$119.99 - $171.95
3 Stores22 Reviews
Pros: Sews a perfect stitch and runs smooth and quietly
Cons: Limited stitch selection. But the stitches it does sew are perfect!
I don't know why Epinions put both Janome Hello Kitty sewing machines in one review, they are two totally different machines, and comparing them is like night and day.
First, the half-size BLUE Hello Kitty that you can find for $50 - It sews, but so loudly that the ladies in my quilt group complained. No light to see by, either! But it IS lightweight, only 5 lbs! Gave it away and instead bought the...
Janome Hello Kitty GREEN sewing machine, 3/4 size, which you can buy for $99. I LOVE this machine! The ladies at quilt group do too! It weighs in at 11 lbs, and sews a perfect stitch, due to the oscillating bobbin. Most sewing machines with rotary (drop in) bobbins don't have an easily accessible bobbin tension screw, which means your fabric is usually slightly puckered. Fiddling with only the upper tension helps very little. This frustrates me to no end for sewing long curtains, clothing side seams, etc. Wrong tension causes them to hang with puckers, making them look awful. With the Hello Kitty 3/4 size Janome, there is a screw on the bobbin case which allows you to adjust for every thread diameter perfectly. Always a perfect stitch, if you take the time to adjust this screw.
To adjust the bobbin for a perfect tension, load the bobbin into the bobbin case and thread it through the guide. Holding only the thread between two or three fingers, let the bobbin case dangle below. This will be slightly difficult, because the bobbin will want to fall out of the case. Don't worry, just don't move it around too much and it will stay in long enough for this test. If the metal bobbin case slowly drops lower, unwinding thread as it goes, the thread is too loose. Tighten the screw on the side of the bobbin case a little (about a quarter turn.)

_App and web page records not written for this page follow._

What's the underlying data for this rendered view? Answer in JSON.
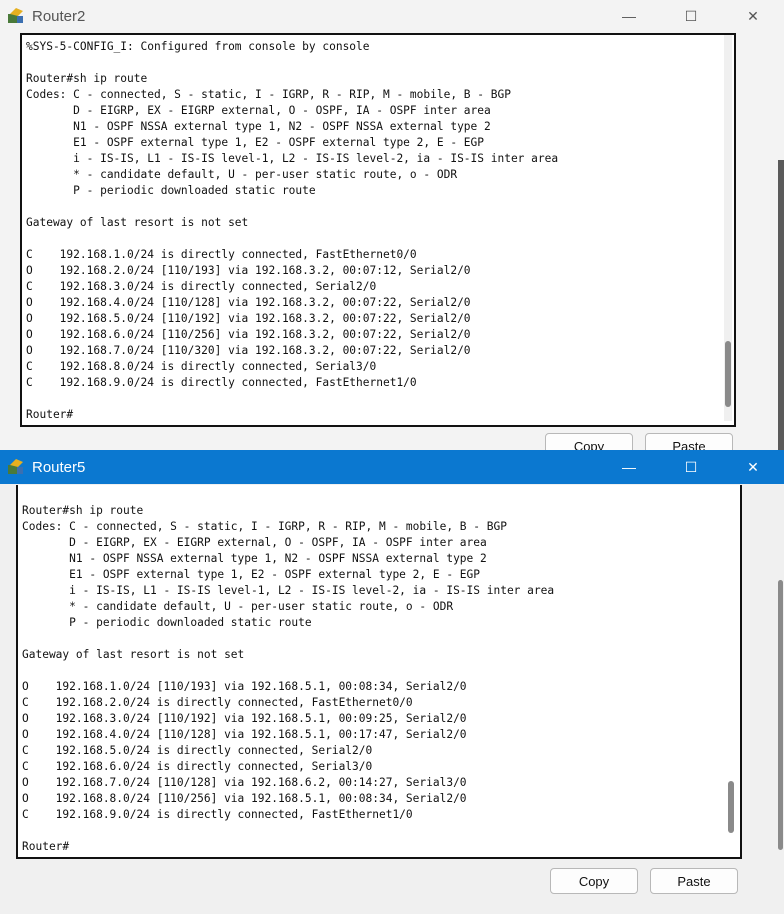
{
  "router2": {
    "title": "Router2",
    "console": "%SYS-5-CONFIG_I: Configured from console by console\n\nRouter#sh ip route\nCodes: C - connected, S - static, I - IGRP, R - RIP, M - mobile, B - BGP\n       D - EIGRP, EX - EIGRP external, O - OSPF, IA - OSPF inter area\n       N1 - OSPF NSSA external type 1, N2 - OSPF NSSA external type 2\n       E1 - OSPF external type 1, E2 - OSPF external type 2, E - EGP\n       i - IS-IS, L1 - IS-IS level-1, L2 - IS-IS level-2, ia - IS-IS inter area\n       * - candidate default, U - per-user static route, o - ODR\n       P - periodic downloaded static route\n\nGateway of last resort is not set\n\nC    192.168.1.0/24 is directly connected, FastEthernet0/0\nO    192.168.2.0/24 [110/193] via 192.168.3.2, 00:07:12, Serial2/0\nC    192.168.3.0/24 is directly connected, Serial2/0\nO    192.168.4.0/24 [110/128] via 192.168.3.2, 00:07:22, Serial2/0\nO    192.168.5.0/24 [110/192] via 192.168.3.2, 00:07:22, Serial2/0\nO    192.168.6.0/24 [110/256] via 192.168.3.2, 00:07:22, Serial2/0\nO    192.168.7.0/24 [110/320] via 192.168.3.2, 00:07:22, Serial2/0\nC    192.168.8.0/24 is directly connected, Serial3/0\nC    192.168.9.0/24 is directly connected, FastEthernet1/0\n\nRouter#",
    "copy_label": "Copy",
    "paste_label": "Paste"
  },
  "router5": {
    "title": "Router5",
    "console": "Router#sh ip route\nCodes: C - connected, S - static, I - IGRP, R - RIP, M - mobile, B - BGP\n       D - EIGRP, EX - EIGRP external, O - OSPF, IA - OSPF inter area\n       N1 - OSPF NSSA external type 1, N2 - OSPF NSSA external type 2\n       E1 - OSPF external type 1, E2 - OSPF external type 2, E - EGP\n       i - IS-IS, L1 - IS-IS level-1, L2 - IS-IS level-2, ia - IS-IS inter area\n       * - candidate default, U - per-user static route, o - ODR\n       P - periodic downloaded static route\n\nGateway of last resort is not set\n\nO    192.168.1.0/24 [110/193] via 192.168.5.1, 00:08:34, Serial2/0\nC    192.168.2.0/24 is directly connected, FastEthernet0/0\nO    192.168.3.0/24 [110/192] via 192.168.5.1, 00:09:25, Serial2/0\nO    192.168.4.0/24 [110/128] via 192.168.5.1, 00:17:47, Serial2/0\nC    192.168.5.0/24 is directly connected, Serial2/0\nC    192.168.6.0/24 is directly connected, Serial3/0\nO    192.168.7.0/24 [110/128] via 192.168.6.2, 00:14:27, Serial3/0\nO    192.168.8.0/24 [110/256] via 192.168.5.1, 00:08:34, Serial2/0\nC    192.168.9.0/24 is directly connected, FastEthernet1/0\n\nRouter#",
    "copy_label": "Copy",
    "paste_label": "Paste"
  },
  "window_controls": {
    "minimize": "—",
    "maximize": "☐",
    "close": "✕"
  },
  "colors": {
    "active_titlebar": "#0b78d0",
    "inactive_titlebar": "#f3f3f3"
  },
  "icons": {
    "app": "packet-tracer-router-icon"
  }
}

If the bobbin case seems to be dangling firmly, give the thread a gentle tug, lifting up fairly quickly. If it doesn't release a couple of inches of thread, it's too tight, loosen the screw. You know the tension is perfect when a quick, light tug of the thread releases a couple of inches of thread.